-------- Data for processing
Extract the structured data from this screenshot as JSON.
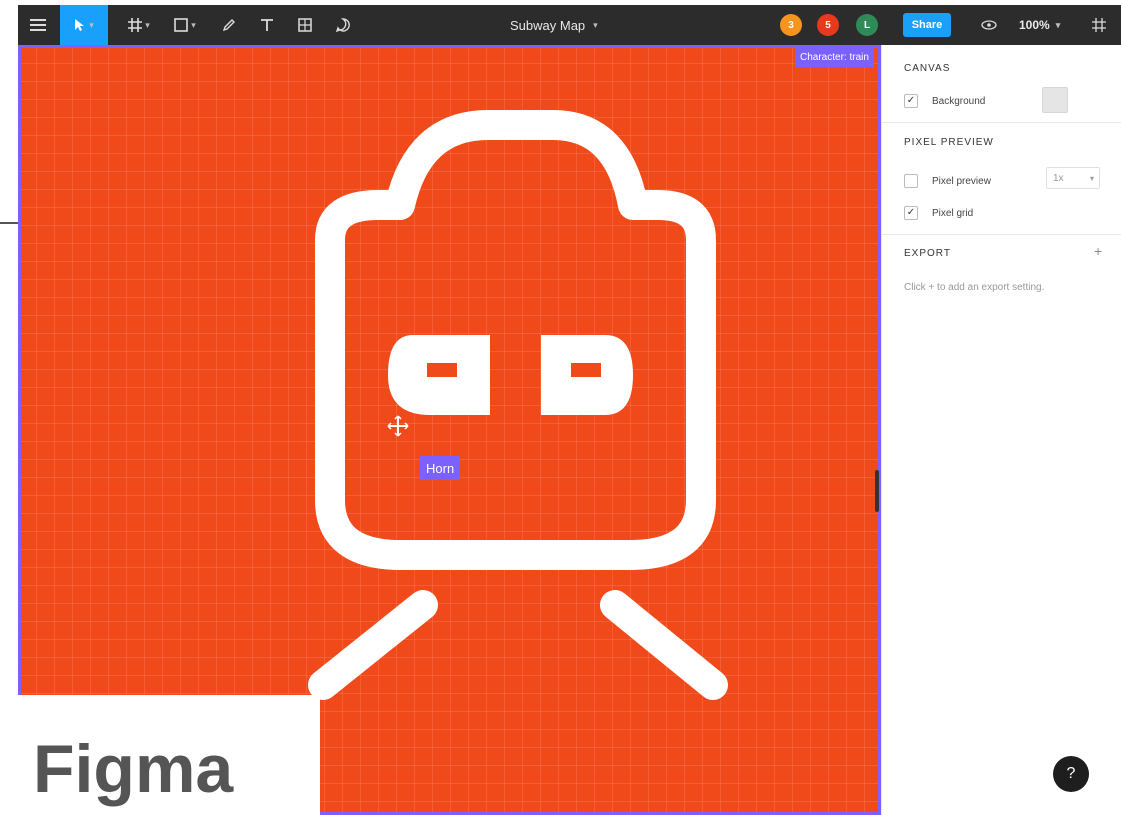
{
  "app": {
    "file_name": "Subway Map",
    "zoom": "100%"
  },
  "toolbar": {
    "share_label": "Share",
    "tools": [
      "menu-icon",
      "move-icon",
      "frame-icon",
      "shape-icon",
      "pen-icon",
      "text-icon",
      "components-icon",
      "comment-icon"
    ]
  },
  "collaborators": [
    {
      "initial": "3",
      "color": "#f7941d"
    },
    {
      "initial": "5",
      "color": "#e8391d"
    },
    {
      "initial": "L",
      "color": "#2e8b57"
    }
  ],
  "canvas": {
    "frame_label": "Character: train",
    "layer_label": "Horn",
    "background": "#f0491a",
    "selection_color": "#7b61ff"
  },
  "panel": {
    "canvas_section": {
      "title": "CANVAS",
      "background_label": "Background",
      "background_checked": true,
      "swatch_color": "#e5e5e5"
    },
    "pixel_preview_section": {
      "title": "PIXEL PREVIEW",
      "pixel_preview_label": "Pixel preview",
      "pixel_preview_checked": false,
      "scale_value": "1x",
      "pixel_grid_label": "Pixel grid",
      "pixel_grid_checked": true
    },
    "export_section": {
      "title": "EXPORT",
      "add_label": "+",
      "hint": "Click + to add an export setting."
    }
  },
  "help_label": "?",
  "overlay": {
    "watermark": "Figma"
  }
}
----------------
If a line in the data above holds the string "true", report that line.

      "background_checked": true,
      "pixel_grid_checked": true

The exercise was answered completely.